In Search of Catskill Mountain Trout
Navigating a labyrinth of Upstate NY rivers with fly rod and camera in hand
When my friend and fly fishing fanatic, Ports Bishop asked me to come along on a trip to pull some trout out of a river in Catskills, I couldn’t have been happier. Growing up in Virginia I fished often, but now that I live in NYC, the number of days I get a year could be counted on one hand. (Full disclosure: the East River has tempted me more than a few times.)
We jumped into his brand new Subaru and headed north, soon crossing the George Washington Bridge, and made our way into towards the mountains. Roughly 100 miles later we reached the Catskills, a notable range in Upstate New York home to enumerable tributaries that all eventually drain into the Hudson River below. For the fishing inclined, opportunities to hone the craft are near limitless.
At our chosen destination we met up the rest of the crew—a group of talented anglers who, along with sharing a love for fishing, run the boutique creative agency Neversink. Deep in the hills we found a particularly nice spot where the hatch of airborne insects was sure to be thick.
We made our way slowly upstream, prowling the waters for the ever-elusive Steelhead, moving through rapids and over slippery rocks without pause. Our eyes trained on the water ahead, watching for jumpers or smooth areas where one could be hiding. Catch and release was the name of the game, and though the number of bites was less than anticipated, it was a successful day nonetheless.

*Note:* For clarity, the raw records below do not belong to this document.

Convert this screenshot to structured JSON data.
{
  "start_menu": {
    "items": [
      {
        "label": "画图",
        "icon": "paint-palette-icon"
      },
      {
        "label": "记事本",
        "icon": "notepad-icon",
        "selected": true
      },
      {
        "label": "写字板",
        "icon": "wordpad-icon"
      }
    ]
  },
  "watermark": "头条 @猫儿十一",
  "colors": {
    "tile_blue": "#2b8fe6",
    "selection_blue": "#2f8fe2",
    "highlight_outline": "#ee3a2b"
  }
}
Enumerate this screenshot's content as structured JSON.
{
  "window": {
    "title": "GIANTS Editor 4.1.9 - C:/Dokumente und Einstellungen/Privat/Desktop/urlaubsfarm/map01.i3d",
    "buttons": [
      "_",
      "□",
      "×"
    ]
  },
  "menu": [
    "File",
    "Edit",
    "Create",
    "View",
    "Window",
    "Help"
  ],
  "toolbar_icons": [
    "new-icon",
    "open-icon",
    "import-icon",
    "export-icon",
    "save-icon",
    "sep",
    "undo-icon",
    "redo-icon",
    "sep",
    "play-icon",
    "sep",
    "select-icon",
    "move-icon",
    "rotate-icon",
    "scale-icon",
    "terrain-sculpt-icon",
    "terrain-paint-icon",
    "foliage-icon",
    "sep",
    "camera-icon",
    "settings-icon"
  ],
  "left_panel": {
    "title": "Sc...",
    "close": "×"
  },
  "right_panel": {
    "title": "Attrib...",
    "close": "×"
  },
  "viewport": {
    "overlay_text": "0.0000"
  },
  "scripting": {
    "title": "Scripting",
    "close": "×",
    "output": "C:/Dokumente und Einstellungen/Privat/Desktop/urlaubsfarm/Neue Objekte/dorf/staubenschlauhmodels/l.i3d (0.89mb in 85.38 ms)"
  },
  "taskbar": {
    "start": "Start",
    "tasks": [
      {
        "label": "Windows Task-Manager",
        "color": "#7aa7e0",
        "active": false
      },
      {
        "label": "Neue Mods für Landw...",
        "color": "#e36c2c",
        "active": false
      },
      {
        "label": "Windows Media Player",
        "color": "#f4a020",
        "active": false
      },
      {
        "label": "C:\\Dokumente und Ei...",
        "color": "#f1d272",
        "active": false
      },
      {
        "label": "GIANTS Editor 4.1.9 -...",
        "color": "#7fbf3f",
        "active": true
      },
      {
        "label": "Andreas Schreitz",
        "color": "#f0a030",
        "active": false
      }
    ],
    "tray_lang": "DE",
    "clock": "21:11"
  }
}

By the time we dragged our tired selves back to the cars the sun was long gone, and a satisfied smile had settled on each of our faces. It wouldn’t be long before any of us returned.
Jonathan Mehring is an award-winning, Brooklyn-based photographer. In 2015 he released his first book, Skate the World – Photographing One World of Skateboarding, published by National Geographic. Follow Jonathan on Instagram